Amelia Todhunter, 23, led from the front – her 15 points, eight rebounds and six assists in the stat-book and the bruises and court-burn to show as additional badges of honour to earn the best-on-court medal.
“Absolutely amazing,” Todhunter said. “I’m so proud of the girls, the supporters and everyone – the last three years have been the most amazing journey with all the ups and downs.
“I have bruises and court burn but you have to put your body on the line to get the win and we all did and I’m so proud.”
Cumming was exceptional with 14 points, Downie almost had a double-double of 11 points and nine rebounds and helped lock down Knox’s superstar player Amy Denson defensively with Faith Probst and Clare Papavs (nine points each) also providing the necessary experience to help the Rangers to the championship.
Dandenong coach Larissa Anderson was in awe of the team’s ability to hold Knox to a sub-50 score.
“It’s absolutely phenomenal to keep a team as good as Knox to just 48 points, just like we did last week against Geelong,” Anderson said.
“They just played god damned hard defence and I’m so proud of them.
“It was a team effort and that is what this team is and why they are so deserving of their place in history. That is exactly what I said at half-time: “you are the best, now go and make it official”.
Anderson, currently 30 weeks pregnant expecting her second child, is unsure if she’ll return to coach the Rangers for their chance at four-in-four, but was focused on celebrating the championship win before deciding about next season.
“Right now I’m just going to enjoy this one,” Anderson said.
“Then I will step back and figure out what I will do – the baby is due in November, just at the start of pre-season, so it will make it tough, but I haven’t decided yet.
“I’m 30 weeks pregnant and very emotional – I tried to gee the girls up last week and burst into tears.
“I controlled myself today although I don’t know how I would have made it if this was a night game.”
Whatever the composition of the side, on-court or off next season, Todhunter is confident of Dandenong’s chances to make it four on the trot.
“I think it’s really starting to hit us now that six or seven of us have been together for the last three years and I don’t think next year it’s going to be the same,” Todhunter said. “I hope it will be and we can four-peat, but you never know.”

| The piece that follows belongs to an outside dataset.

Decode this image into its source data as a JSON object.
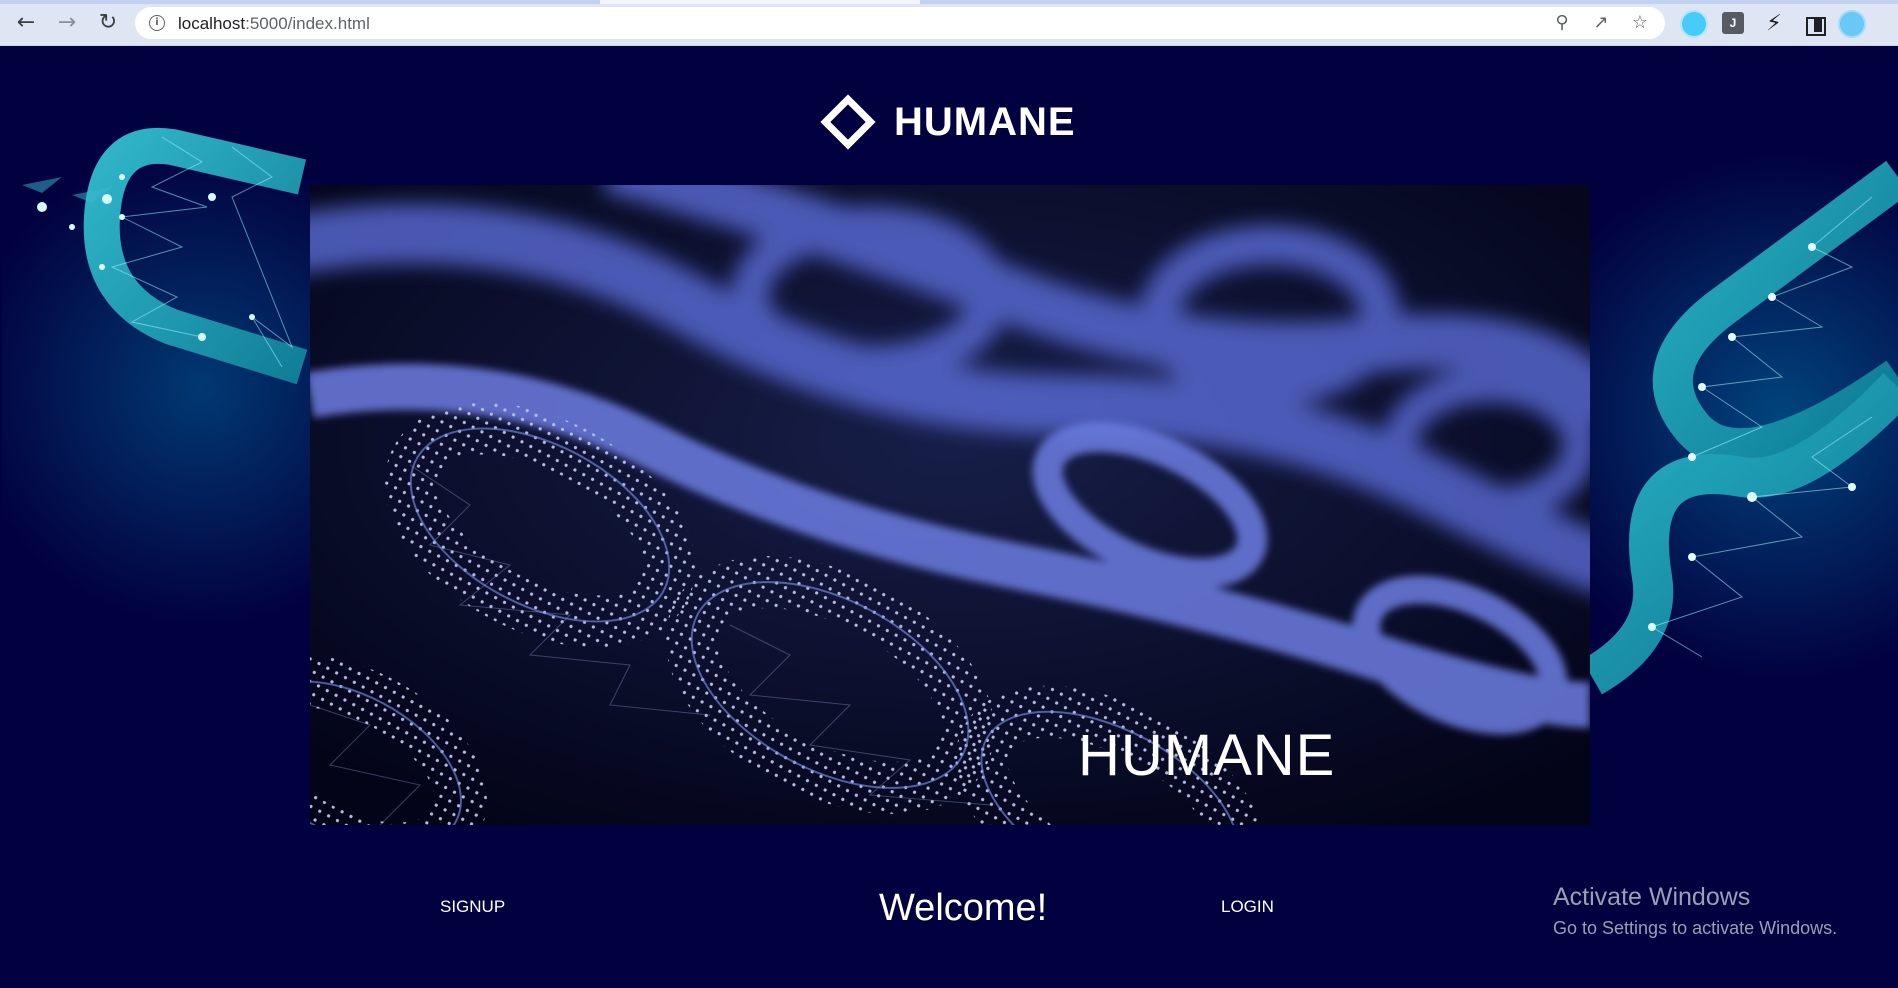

Anderson dedicated the win to Dandenong’s long-serving administrator and junior coach Charles Ryan, who passed away last September.
By JARROD POTTER